As per recently released data from the ONS, construction output in the UK reached pre-COVID levels for the first time in 2022.
Last year, the value of new work reached a record high of £133bn, thereby representing a 15.8% surge when measured as per present prices. This growth was primarily pushed by an expansion in both private as well as public sector projects.
The largest contributors to growth happened to be private new housing as well as public infrastructure, which saw rises of 22.8% and 12.8%, respectively.
It is well to be noted that the private industrial new work went on to experience the largest growth at 56%, but this progress may have been short-lived, as it was the only industry that saw a dip in new orders last year. In 2022, there was a total increase of 11.4% in construction new orders, reaching a total of £80.8bn. This growth was due to private infrastructure, private commercial projects, as well as other public non-housing developments.

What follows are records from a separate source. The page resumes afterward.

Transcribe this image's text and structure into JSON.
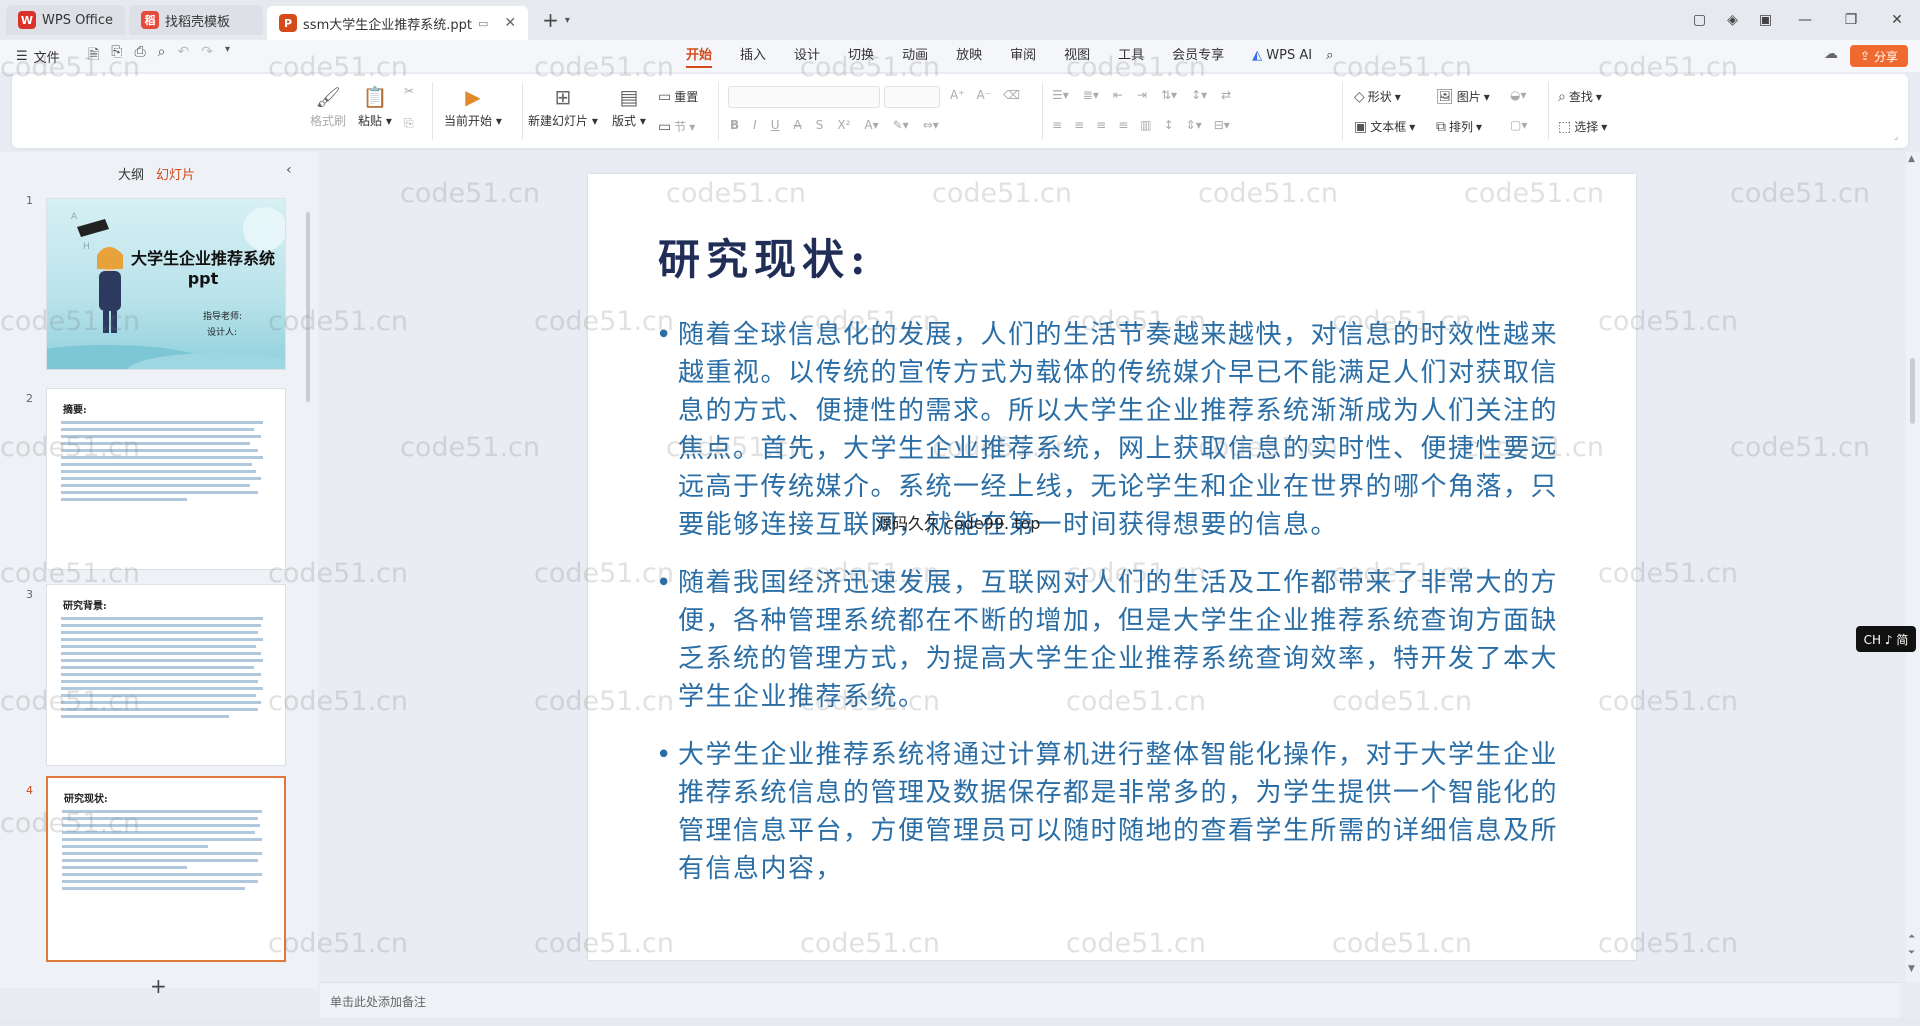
{
  "tabs": [
    {
      "label": "WPS Office",
      "logo": "W",
      "color": "#d8322a"
    },
    {
      "label": "找稻壳模板",
      "logo": "稻",
      "color": "#e74a3b"
    },
    {
      "label": "ssm大学生企业推荐系统.ppt",
      "logo": "P",
      "color": "#d44a1a"
    }
  ],
  "menu": {
    "file_label": "文件",
    "ribbon_tabs": [
      "开始",
      "插入",
      "设计",
      "切换",
      "动画",
      "放映",
      "审阅",
      "视图",
      "工具",
      "会员专享",
      "WPS AI"
    ],
    "active_tab": "开始",
    "share_label": "分享"
  },
  "toolbar": {
    "format_painter": "格式刷",
    "paste": "粘贴",
    "start_from_current": "当前开始",
    "new_slide": "新建幻灯片",
    "layout": "版式",
    "reset": "重置",
    "section": "节",
    "shape": "形状",
    "picture": "图片",
    "textbox": "文本框",
    "arrange": "排列",
    "find": "查找",
    "select": "选择"
  },
  "left_panel": {
    "outline_tab": "大纲",
    "slides_tab": "幻灯片",
    "slide1": {
      "title": "大学生企业推荐系统ppt",
      "teacher": "指导老师:",
      "designer": "设计人:"
    },
    "slide2_title": "摘要:",
    "slide3_title": "研究背景:",
    "slide4_title": "研究现状:",
    "numbers": [
      "1",
      "2",
      "3",
      "4"
    ]
  },
  "slide": {
    "title": "研究现状:",
    "bullets": [
      "随着全球信息化的发展，人们的生活节奏越来越快，对信息的时效性越来越重视。以传统的宣传方式为载体的传统媒介早已不能满足人们对获取信息的方式、便捷性的需求。所以大学生企业推荐系统渐渐成为人们关注的焦点。首先，大学生企业推荐系统，网上获取信息的实时性、便捷性要远远高于传统媒介。系统一经上线，无论学生和企业在世界的哪个角落，只要能够连接互联网，就能在第一时间获得想要的信息。",
      "随着我国经济迅速发展，互联网对人们的生活及工作都带来了非常大的方便，各种管理系统都在不断的增加，但是大学生企业推荐系统查询方面缺乏系统的管理方式，为提高大学生企业推荐系统查询效率，特开发了本大学生企业推荐系统。",
      "大学生企业推荐系统将通过计算机进行整体智能化操作，对于大学生企业推荐系统信息的管理及数据保存都是非常多的，为学生提供一个智能化的管理信息平台，方便管理员可以随时随地的查看学生所需的详细信息及所有信息内容，"
    ],
    "overlay_text": "源码久久 code99. top"
  },
  "notes_placeholder": "单击此处添加备注",
  "ime_label": "CH ♪ 简",
  "watermark": "code51.cn"
}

The growth in infrastructure new orders was apparently because of a significant rise when it comes to electricity orders, which saw an incredible growth of 226.8% from 2021 to 2022.
Firms across Great Britain saw an increase of 5.9%, and the number of employees also saw a surge of 3.3%. London along with south-east remained the most prominent regions within the market, the highest concentration of both firms as well as employees.

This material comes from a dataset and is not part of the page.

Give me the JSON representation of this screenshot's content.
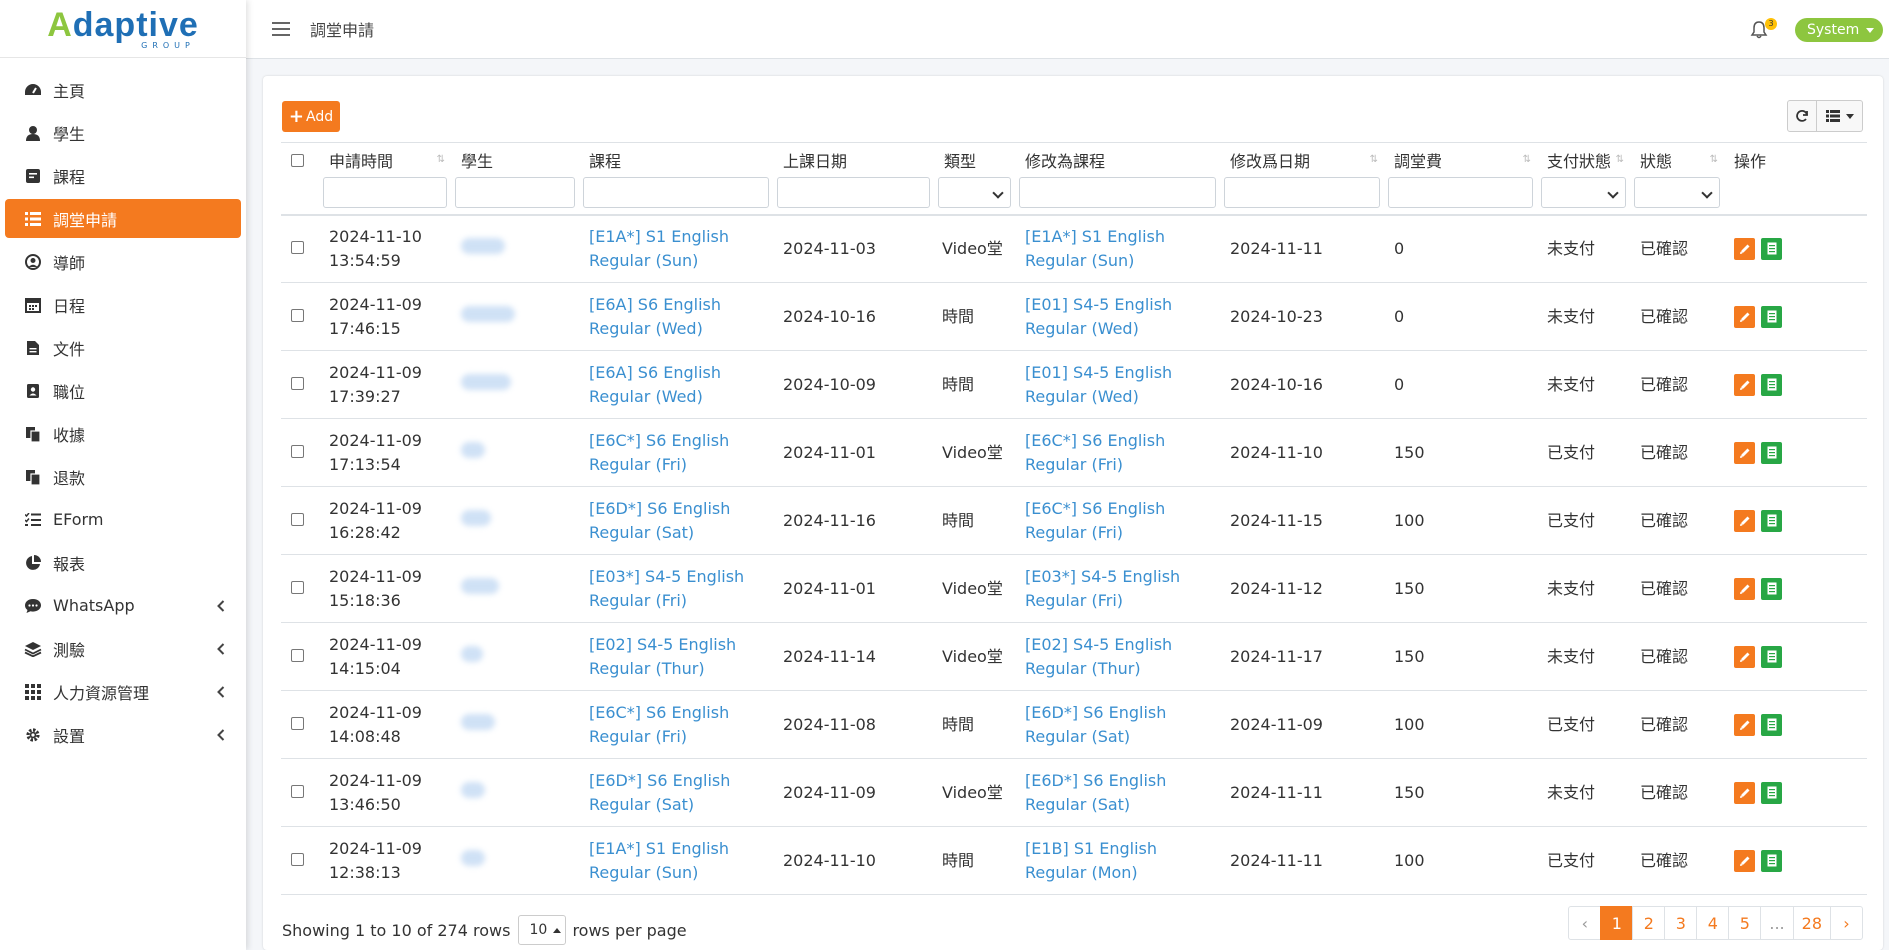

Also, self-employed construction workers have seen a dip by 3.4% to a total of 674,000 in the UK. Last year, the construction industry went on to experience a prominent growth in the number of recorded company insolvencies, with a phenomenal annual growth of 59.4%. This sector played a major role in the entire economy’s insolvencies, thereby accounting for 18.8% of the total.
Significantly, the construction sector happens to have the fourth highest proportion in terms of insolvencies compared to the number of firms in the industry.